Bill Potts writes to the Fraser Coast Chronicle regarding the death of an inmate at the Maryborough Correctional Centre.
The Death of Accused in Jail Should Cause us Concern
The death of one diminishes us all; no matter the circumstances, the place, or the character of the victim or the accused murderer.
The death of a man in Maryborough Prison and the subsequent appearance of an accused prisoner in the Magistrates Court has thrown up difficult problems and fundamental questions.
We don’t lock up people and throw away the key as most prisoners will be released.
For many, the prisons have become warehouses for the violent and the dispossessed.
Our society reserves its harshest punishment of exclusion for life for those convicted of this heinous crime.
But life and justice, to paraphrase, are an accumulation of anguishes and are dear to me, so I fight for them.
A man charged with a crime and facing a punishment is not guilty and is presumed to be innocent until a jury of his peers finds otherwise.
This presumption of innocence is the same law you would want applied to yourself, your family members and your loved ones if they were accused of any crime.
It is the hallmark of a free and just society.
Too often we hear of a shocking crime and think because the police have charged “a man who was helping them with their enquiries” that the guilty man has been caught and we can all sleep safer in our beds.
This thinking puts the cart before the horse of fairness, and guilt before the producing of evidence.
Juries must be satisfied beyond a reasonable doubt of guilt based on tested evidence in a court of law and not the court of public opinion.
Not for our Maryborough prison authorities though these niceties of the criminal process.
If you are charged with a crime whilst a prisoner you are treated as if you were guilty and the punishment starts immediately whatever the state of proof or justice in your case.
Without waiting for the trial process the accused is put in solitary lockdown in the detention unit for 23 hours a day and is isolated from other prisoners and denied normal privileges.
Who cares, I hear you ask?
They are only prisoners and deserve to be there surely?
If it’s not a matter of safety for the guards and other prisoners than we all should care.
A just society and its prison system should give more than lip service to the fundamental principles of our justice system.

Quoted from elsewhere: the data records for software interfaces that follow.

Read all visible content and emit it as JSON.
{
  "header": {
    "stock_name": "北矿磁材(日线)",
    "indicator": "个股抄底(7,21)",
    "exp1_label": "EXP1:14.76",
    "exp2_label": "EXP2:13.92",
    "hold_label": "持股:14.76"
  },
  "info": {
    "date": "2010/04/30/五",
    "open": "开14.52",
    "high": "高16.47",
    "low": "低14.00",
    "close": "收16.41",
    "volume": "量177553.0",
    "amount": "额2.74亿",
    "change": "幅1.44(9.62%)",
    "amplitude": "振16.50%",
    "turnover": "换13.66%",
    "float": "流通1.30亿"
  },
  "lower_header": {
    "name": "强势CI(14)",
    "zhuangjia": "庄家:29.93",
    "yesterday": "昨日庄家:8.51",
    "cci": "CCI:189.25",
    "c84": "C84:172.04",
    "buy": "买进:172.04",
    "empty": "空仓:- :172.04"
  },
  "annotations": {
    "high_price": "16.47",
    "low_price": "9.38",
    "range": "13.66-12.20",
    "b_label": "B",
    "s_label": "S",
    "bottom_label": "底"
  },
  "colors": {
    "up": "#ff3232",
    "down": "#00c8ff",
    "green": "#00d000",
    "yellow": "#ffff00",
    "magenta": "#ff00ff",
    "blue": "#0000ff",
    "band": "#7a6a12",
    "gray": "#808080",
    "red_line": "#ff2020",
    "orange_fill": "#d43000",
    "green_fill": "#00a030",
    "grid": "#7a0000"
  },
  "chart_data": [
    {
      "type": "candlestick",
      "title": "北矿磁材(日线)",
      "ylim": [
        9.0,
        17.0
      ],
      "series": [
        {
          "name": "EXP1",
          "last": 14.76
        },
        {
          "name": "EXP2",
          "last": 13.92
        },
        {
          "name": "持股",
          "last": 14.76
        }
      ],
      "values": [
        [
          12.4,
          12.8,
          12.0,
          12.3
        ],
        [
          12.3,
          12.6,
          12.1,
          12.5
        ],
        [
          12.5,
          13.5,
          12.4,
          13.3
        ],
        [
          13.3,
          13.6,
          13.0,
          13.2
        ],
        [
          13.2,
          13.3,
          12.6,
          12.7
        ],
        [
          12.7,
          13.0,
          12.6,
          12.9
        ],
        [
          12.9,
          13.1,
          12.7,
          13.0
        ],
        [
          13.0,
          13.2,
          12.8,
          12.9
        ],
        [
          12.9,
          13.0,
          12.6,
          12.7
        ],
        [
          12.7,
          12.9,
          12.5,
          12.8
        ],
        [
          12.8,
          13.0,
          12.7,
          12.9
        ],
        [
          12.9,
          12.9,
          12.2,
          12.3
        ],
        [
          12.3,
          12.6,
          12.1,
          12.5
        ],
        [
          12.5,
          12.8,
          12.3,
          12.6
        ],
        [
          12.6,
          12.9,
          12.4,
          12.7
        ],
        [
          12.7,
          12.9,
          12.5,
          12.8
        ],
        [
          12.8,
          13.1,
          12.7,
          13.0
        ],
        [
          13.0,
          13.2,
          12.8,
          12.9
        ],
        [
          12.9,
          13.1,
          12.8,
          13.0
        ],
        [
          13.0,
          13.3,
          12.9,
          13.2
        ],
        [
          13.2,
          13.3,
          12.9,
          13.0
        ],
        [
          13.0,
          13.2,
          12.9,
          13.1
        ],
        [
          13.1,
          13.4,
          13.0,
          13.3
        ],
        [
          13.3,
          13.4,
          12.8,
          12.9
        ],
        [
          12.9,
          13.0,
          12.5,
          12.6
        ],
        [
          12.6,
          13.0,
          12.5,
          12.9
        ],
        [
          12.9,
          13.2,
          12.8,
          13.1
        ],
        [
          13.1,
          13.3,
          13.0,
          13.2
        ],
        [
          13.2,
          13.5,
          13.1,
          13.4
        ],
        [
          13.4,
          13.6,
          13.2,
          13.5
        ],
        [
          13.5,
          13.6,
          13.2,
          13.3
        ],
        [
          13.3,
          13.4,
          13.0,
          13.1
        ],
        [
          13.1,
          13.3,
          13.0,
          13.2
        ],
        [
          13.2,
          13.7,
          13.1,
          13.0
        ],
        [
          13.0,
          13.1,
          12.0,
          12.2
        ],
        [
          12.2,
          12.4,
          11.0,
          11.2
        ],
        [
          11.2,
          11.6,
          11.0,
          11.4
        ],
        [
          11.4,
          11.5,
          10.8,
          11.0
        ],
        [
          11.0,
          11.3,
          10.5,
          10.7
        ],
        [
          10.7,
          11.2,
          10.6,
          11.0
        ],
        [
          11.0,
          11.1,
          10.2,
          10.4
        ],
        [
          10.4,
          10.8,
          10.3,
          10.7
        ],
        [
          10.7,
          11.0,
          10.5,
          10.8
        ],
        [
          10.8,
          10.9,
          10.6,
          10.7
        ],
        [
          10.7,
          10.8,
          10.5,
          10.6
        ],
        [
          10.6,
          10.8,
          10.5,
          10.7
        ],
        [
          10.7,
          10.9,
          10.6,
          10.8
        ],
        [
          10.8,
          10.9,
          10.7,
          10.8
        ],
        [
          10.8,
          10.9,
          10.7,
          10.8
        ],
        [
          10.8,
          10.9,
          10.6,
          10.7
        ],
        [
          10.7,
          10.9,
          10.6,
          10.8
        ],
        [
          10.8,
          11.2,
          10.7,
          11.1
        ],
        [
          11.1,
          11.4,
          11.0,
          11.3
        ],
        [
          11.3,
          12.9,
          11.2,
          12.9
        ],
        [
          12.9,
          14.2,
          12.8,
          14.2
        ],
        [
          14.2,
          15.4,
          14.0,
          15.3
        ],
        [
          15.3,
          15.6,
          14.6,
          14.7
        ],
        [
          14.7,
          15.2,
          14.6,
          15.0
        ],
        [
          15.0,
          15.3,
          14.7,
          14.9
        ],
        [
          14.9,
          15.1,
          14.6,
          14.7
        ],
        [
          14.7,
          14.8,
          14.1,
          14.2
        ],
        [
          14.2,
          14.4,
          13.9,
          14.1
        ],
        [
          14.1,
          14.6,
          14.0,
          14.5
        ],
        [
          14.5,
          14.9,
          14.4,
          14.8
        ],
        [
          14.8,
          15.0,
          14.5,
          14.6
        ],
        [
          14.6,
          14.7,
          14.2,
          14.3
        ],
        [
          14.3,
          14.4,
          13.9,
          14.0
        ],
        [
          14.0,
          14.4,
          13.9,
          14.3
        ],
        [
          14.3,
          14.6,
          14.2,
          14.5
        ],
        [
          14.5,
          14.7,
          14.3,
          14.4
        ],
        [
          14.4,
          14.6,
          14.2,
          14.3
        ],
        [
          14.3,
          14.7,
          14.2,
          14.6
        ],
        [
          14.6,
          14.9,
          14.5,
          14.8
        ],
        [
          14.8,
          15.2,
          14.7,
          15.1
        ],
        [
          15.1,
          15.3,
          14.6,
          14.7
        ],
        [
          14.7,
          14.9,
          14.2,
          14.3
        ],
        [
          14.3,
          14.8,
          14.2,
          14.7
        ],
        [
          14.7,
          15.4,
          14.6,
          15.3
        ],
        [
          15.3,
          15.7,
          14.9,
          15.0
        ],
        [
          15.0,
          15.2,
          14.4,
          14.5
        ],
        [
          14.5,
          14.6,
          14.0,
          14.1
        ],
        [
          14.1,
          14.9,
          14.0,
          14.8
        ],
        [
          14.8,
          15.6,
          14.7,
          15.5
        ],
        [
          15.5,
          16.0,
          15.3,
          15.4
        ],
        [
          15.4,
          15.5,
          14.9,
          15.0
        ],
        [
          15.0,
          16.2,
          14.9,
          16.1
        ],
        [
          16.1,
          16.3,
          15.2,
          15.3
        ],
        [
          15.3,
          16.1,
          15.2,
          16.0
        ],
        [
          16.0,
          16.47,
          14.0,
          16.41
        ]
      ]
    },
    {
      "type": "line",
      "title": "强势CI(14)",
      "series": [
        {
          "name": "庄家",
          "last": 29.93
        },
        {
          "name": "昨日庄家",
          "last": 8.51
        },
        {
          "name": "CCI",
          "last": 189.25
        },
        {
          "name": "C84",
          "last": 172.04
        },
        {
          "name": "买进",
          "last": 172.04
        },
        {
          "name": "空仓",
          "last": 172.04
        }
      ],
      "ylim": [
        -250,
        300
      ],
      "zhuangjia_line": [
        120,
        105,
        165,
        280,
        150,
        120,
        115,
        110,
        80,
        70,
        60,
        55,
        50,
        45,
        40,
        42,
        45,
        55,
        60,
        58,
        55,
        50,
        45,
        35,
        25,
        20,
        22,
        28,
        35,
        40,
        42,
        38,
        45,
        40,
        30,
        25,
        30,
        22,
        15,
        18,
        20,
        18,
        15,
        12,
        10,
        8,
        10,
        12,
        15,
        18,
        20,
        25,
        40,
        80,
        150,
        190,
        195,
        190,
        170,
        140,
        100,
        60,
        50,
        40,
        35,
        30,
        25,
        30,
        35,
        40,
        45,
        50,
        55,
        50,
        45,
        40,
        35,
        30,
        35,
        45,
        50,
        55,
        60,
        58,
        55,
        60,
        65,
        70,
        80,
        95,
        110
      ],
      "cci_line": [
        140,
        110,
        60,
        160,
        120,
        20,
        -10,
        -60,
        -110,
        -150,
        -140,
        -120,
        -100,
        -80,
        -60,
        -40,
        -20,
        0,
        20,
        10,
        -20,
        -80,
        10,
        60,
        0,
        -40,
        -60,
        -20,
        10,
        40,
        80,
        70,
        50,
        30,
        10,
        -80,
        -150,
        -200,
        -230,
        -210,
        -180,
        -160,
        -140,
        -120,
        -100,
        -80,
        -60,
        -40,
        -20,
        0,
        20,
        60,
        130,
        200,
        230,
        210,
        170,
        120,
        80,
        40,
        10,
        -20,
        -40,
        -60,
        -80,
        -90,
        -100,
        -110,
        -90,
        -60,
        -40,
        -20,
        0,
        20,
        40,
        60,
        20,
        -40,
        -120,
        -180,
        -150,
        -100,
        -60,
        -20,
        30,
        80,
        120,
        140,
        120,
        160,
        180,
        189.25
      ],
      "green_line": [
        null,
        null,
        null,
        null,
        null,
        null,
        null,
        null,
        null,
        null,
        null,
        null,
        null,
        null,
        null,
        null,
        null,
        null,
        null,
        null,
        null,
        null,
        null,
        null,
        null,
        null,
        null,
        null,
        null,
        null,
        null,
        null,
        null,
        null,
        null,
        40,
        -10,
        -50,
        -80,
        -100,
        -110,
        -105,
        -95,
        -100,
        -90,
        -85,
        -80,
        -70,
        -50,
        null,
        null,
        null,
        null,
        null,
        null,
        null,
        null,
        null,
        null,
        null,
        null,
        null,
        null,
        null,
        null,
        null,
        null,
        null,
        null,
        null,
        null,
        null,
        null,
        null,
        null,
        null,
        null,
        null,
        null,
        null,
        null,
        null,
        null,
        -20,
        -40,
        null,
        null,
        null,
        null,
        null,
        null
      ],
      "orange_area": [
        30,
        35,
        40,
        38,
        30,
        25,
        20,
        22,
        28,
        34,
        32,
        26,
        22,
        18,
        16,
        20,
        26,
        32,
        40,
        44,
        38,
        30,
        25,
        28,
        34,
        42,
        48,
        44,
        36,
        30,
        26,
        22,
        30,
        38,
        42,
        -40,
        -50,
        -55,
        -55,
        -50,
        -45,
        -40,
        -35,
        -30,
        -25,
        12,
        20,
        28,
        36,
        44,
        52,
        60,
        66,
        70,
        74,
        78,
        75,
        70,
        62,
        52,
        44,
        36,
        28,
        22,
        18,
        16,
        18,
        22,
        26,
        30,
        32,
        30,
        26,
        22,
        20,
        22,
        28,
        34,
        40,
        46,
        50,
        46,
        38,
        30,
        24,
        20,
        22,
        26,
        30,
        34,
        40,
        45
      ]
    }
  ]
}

Fairness and justice, according to law, are more than slogans. They are rights, hard fought for. Justice has to be equal for all, including accused prisoners.